Meanwhile, in an interview with a local television channel, Matiur Rahman Nizami has accused the media of fanning the issue of religious extremism; the minister, who has allegedly committed war crimes during 1971, singled out the Daily Star for "helping the militants gain strong foothold" by publicising extremists activities. The comment has come when the independent media is unearthing Jamaat's links with the militants; and some newspapers even carried out reports that suggest that some Jamaatis are in fact involved in terrorist activities. Nizami has reasons to get annoyed.
Looks like BNP is in Trouble
THE voice against the rise of militancy seems to be growing louder in the ruling BNP every day. The rude, but not exactly unexpected expulsion of Abu Hena, an MP from Rajshahi-3 constituency, was expected to work as a warning for other BNP leaders to talk about militancy. It looks it has not had that desired effect. Hena was quickly followed by Col Oli Ahmed and whip Ashraf Hossain. Hena has also threatened that there are about 100 BNP MPs who nurse the same grudge as they regarding the militancy issue. Only time can say to what extent Hena's threat will prove true. In any case BNP is not having the best of their times.

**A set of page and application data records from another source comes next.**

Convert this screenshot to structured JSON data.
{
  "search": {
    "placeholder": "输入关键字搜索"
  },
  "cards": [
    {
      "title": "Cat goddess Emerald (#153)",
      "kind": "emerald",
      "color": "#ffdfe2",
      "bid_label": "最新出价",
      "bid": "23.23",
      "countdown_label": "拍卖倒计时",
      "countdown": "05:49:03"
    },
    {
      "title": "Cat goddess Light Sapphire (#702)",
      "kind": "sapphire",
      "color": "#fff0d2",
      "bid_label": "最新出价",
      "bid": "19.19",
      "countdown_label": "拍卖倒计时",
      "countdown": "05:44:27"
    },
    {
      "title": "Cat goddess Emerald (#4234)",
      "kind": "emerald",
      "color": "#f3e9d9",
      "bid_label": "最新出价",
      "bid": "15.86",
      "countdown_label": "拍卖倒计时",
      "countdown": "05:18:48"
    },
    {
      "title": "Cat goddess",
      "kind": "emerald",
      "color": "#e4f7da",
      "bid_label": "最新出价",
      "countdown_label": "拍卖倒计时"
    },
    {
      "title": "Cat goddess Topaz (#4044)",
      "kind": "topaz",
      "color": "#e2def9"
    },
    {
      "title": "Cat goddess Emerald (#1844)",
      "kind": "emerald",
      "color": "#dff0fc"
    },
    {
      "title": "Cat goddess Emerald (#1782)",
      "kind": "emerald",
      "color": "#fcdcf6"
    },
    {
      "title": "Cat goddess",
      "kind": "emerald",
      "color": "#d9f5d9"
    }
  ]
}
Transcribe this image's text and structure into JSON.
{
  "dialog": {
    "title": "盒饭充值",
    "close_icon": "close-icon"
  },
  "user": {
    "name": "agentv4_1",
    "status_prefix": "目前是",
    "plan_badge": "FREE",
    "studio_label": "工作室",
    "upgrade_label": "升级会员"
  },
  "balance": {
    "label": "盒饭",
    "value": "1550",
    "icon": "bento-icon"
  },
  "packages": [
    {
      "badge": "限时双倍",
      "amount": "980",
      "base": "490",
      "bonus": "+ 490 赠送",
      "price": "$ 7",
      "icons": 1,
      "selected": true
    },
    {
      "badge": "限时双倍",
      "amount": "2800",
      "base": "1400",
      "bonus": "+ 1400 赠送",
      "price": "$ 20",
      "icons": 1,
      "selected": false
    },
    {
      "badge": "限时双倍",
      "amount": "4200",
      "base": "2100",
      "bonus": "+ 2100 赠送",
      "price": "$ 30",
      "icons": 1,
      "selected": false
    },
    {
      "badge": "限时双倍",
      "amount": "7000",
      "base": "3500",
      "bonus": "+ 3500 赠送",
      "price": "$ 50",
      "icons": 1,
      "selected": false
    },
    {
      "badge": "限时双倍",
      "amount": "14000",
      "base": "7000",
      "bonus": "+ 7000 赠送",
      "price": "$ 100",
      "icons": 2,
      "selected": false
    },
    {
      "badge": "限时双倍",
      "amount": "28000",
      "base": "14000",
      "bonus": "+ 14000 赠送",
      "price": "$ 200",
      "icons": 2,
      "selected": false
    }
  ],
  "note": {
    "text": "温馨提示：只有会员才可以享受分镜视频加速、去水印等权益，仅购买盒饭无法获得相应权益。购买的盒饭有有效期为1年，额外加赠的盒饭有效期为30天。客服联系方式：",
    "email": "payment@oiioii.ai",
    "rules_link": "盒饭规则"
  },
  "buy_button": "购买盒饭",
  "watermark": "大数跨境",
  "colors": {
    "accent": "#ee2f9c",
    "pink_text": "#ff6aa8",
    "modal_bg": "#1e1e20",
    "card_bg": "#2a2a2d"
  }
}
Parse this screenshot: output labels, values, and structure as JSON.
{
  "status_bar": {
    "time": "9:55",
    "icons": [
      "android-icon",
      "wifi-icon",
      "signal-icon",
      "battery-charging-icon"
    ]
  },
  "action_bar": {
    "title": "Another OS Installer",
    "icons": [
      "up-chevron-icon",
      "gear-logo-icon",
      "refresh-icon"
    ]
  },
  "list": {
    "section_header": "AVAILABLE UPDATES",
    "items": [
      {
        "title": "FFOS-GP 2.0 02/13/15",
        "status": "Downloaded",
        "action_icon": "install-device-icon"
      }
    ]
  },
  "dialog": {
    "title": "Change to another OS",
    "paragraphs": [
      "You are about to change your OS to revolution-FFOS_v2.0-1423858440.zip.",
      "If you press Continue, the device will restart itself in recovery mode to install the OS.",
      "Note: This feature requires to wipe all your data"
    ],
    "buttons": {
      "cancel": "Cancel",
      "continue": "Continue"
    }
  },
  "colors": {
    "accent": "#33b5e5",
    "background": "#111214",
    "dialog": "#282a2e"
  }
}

The failure to net the master militants, JMB chief Abdur Rahman or Bangla Bhai in spite of what looks like the biggest ever manhunt is not clearing away the doubt regarding BNP's honesty to catch them. Besides, Rab's near catching of Abdur Rahman from Dhaka for what is widely believed to be a leakage from the police is further blurring the picture. Meanwhile BNP hardliners are still toeing the same blame-the-AL game with Barrister Nazmul Huda leading from the front. BNP does not apparently have any well decided, uniform approach to deal with the issue. Every body in the party are saying all sorts of things. Many however believe it is the Jamaat which is really calling the shots and BNP is merely translating their dictates into actions. The dissenting BNP leaders have also expressed similar opinions. One thing is obvious though, BNP does not want to upset its closest ally Jamaat at any cost, the next elections are not far away.
The Star Weekend Magazine in its November 25 issue in the Newsnotes section ran a story stating that former minister Amir Khasru Mahmud Chowdhury "allegedly imported goods for his hotel Sarina in Gulshan, depriving the government taxes to the tune of several crores'.
On further investigation we found that our source was incorrect and that our report was not based on facts. We deeply regret the embarrassment caused to Mr Chowdhury due to our inaccurate story.
(R) thedailystar.net 2005